→ How to complete this task
If a line in the records contains the word "value", count it; state the resulting number and nothing more.

→ Given records
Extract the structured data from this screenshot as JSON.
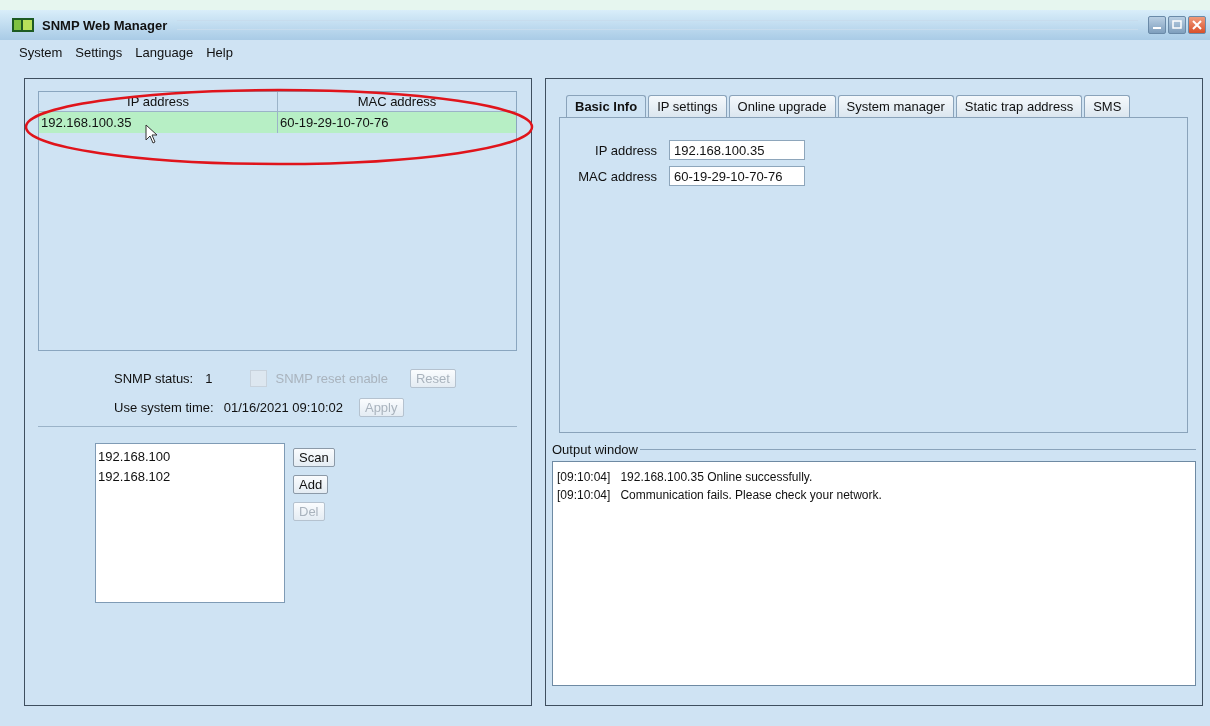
{
  "window": {
    "title": "SNMP Web Manager"
  },
  "menu": [
    "System",
    "Settings",
    "Language",
    "Help"
  ],
  "device_table": {
    "columns": [
      "IP address",
      "MAC address"
    ],
    "rows": [
      {
        "ip": "192.168.100.35",
        "mac": "60-19-29-10-70-76",
        "selected": true
      }
    ]
  },
  "snmp_status": {
    "label": "SNMP status:",
    "value": "1"
  },
  "snmp_reset": {
    "label": "SNMP reset enable",
    "checked": false,
    "disabled": true
  },
  "reset_button": {
    "label": "Reset",
    "disabled": true
  },
  "system_time": {
    "label": "Use system time:",
    "value": "01/16/2021 09:10:02"
  },
  "apply_button": {
    "label": "Apply",
    "disabled": true
  },
  "segments": [
    "192.168.100",
    "192.168.102"
  ],
  "segment_buttons": [
    {
      "label": "Scan",
      "disabled": false
    },
    {
      "label": "Add",
      "disabled": false
    },
    {
      "label": "Del",
      "disabled": true
    }
  ],
  "tabs": [
    {
      "label": "Basic Info",
      "selected": true
    },
    {
      "label": "IP settings",
      "selected": false
    },
    {
      "label": "Online upgrade",
      "selected": false
    },
    {
      "label": "System manager",
      "selected": false
    },
    {
      "label": "Static trap address",
      "selected": false
    },
    {
      "label": "SMS",
      "selected": false
    }
  ],
  "basic_info": [
    {
      "label": "IP address",
      "value": "192.168.100.35"
    },
    {
      "label": "MAC address",
      "value": "60-19-29-10-70-76"
    }
  ],
  "output_window": {
    "title": "Output window",
    "lines": [
      {
        "time": "[09:10:04]",
        "message": "192.168.100.35 Online successfully."
      },
      {
        "time": "[09:10:04]",
        "message": "Communication fails. Please check your network."
      }
    ]
  }
}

→ Answer to the problem
4